What to do: Return every line from the records below that has the word "title".

[Entries provided — start]

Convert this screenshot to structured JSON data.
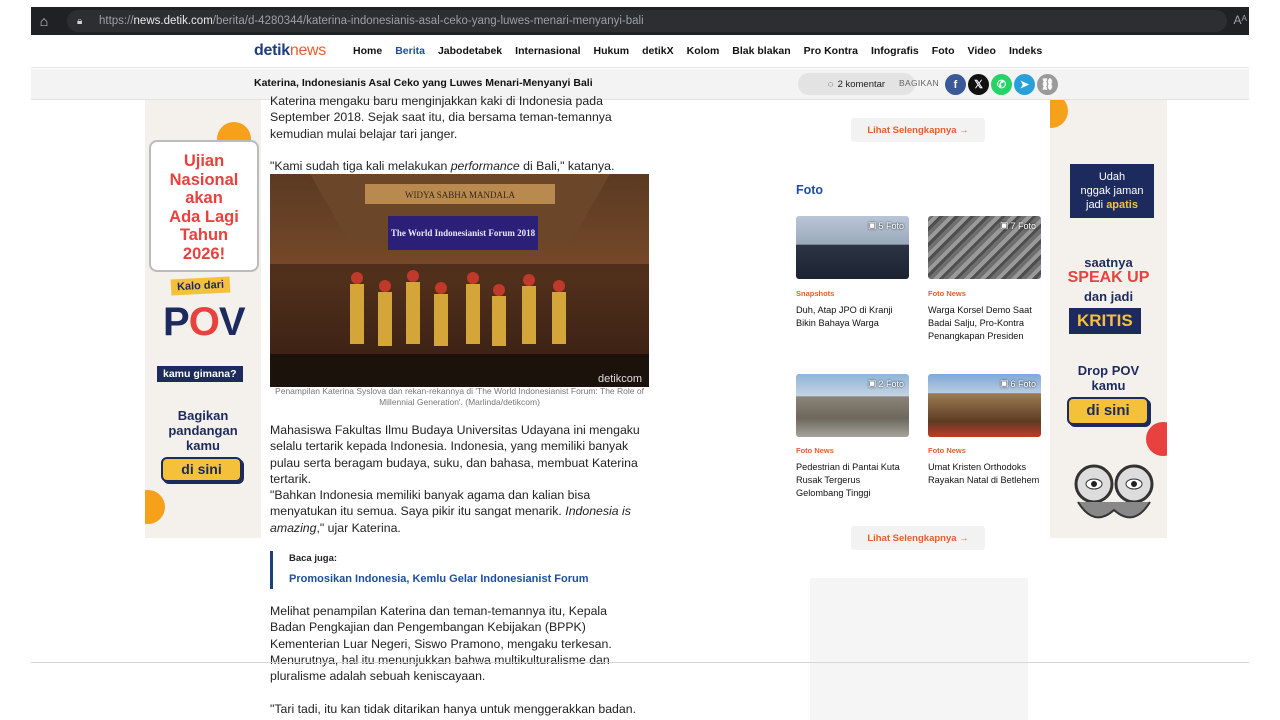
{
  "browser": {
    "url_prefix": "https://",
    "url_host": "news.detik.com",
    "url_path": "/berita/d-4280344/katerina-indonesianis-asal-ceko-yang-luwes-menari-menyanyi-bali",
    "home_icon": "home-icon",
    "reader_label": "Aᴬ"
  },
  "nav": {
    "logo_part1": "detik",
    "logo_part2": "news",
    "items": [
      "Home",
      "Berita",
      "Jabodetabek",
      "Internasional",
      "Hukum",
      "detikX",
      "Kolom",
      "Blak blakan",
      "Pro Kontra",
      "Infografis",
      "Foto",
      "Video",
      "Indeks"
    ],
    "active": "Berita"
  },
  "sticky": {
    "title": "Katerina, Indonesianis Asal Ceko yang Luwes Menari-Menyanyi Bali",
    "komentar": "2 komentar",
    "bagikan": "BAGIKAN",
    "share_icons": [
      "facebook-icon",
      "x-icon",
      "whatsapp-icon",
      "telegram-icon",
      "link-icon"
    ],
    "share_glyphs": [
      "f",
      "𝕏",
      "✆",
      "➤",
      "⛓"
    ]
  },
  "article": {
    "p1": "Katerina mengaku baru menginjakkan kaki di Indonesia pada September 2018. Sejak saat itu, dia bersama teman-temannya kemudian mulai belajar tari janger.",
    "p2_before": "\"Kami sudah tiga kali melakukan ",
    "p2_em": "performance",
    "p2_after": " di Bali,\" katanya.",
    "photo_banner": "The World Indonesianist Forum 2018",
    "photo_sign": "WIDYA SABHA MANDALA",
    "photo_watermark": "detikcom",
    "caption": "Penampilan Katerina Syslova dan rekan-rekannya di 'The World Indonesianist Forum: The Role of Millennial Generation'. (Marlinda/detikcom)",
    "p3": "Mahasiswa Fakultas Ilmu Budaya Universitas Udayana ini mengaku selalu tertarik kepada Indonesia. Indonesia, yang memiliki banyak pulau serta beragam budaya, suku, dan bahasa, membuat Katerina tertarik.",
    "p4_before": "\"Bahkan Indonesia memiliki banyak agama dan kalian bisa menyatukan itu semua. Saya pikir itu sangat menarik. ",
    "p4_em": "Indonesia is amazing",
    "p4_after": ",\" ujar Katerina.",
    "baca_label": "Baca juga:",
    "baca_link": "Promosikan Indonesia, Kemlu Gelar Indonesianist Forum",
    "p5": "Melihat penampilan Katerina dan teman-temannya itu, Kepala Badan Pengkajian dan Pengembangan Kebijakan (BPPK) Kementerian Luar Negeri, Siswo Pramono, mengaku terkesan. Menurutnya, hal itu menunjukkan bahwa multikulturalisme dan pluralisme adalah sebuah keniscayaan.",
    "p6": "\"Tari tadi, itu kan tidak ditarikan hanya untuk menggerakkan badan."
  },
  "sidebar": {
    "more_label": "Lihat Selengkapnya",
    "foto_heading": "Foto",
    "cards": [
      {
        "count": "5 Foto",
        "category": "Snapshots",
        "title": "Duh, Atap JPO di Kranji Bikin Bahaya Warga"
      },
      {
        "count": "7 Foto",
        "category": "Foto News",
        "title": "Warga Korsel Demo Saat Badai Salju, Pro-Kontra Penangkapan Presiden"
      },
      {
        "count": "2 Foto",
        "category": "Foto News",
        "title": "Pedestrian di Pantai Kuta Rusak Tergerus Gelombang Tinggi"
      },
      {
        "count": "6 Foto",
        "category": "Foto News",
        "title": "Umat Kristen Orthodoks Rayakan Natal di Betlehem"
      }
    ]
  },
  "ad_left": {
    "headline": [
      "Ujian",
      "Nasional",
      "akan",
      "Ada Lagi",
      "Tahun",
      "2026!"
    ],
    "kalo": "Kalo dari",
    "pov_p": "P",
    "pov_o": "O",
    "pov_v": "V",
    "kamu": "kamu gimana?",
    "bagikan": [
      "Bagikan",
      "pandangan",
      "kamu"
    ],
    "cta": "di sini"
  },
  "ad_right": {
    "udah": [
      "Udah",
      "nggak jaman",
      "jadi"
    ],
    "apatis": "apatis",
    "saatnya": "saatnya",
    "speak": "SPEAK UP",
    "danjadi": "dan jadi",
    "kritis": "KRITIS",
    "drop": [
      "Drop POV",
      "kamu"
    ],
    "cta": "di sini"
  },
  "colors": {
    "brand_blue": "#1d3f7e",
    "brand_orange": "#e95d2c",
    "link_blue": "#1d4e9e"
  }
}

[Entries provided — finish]

Output for this task:
    "title": "Katerina, Indonesianis Asal Ceko yang Luwes Menari-Menyanyi Bali",
        "title": "Duh, Atap JPO di Kranji Bikin Bahaya Warga"
        "title": "Warga Korsel Demo Saat Badai Salju, Pro-Kontra Penangkapan Presiden"
        "title": "Pedestrian di Pantai Kuta Rusak Tergerus Gelombang Tinggi"
        "title": "Umat Kristen Orthodoks Rayakan Natal di Betlehem"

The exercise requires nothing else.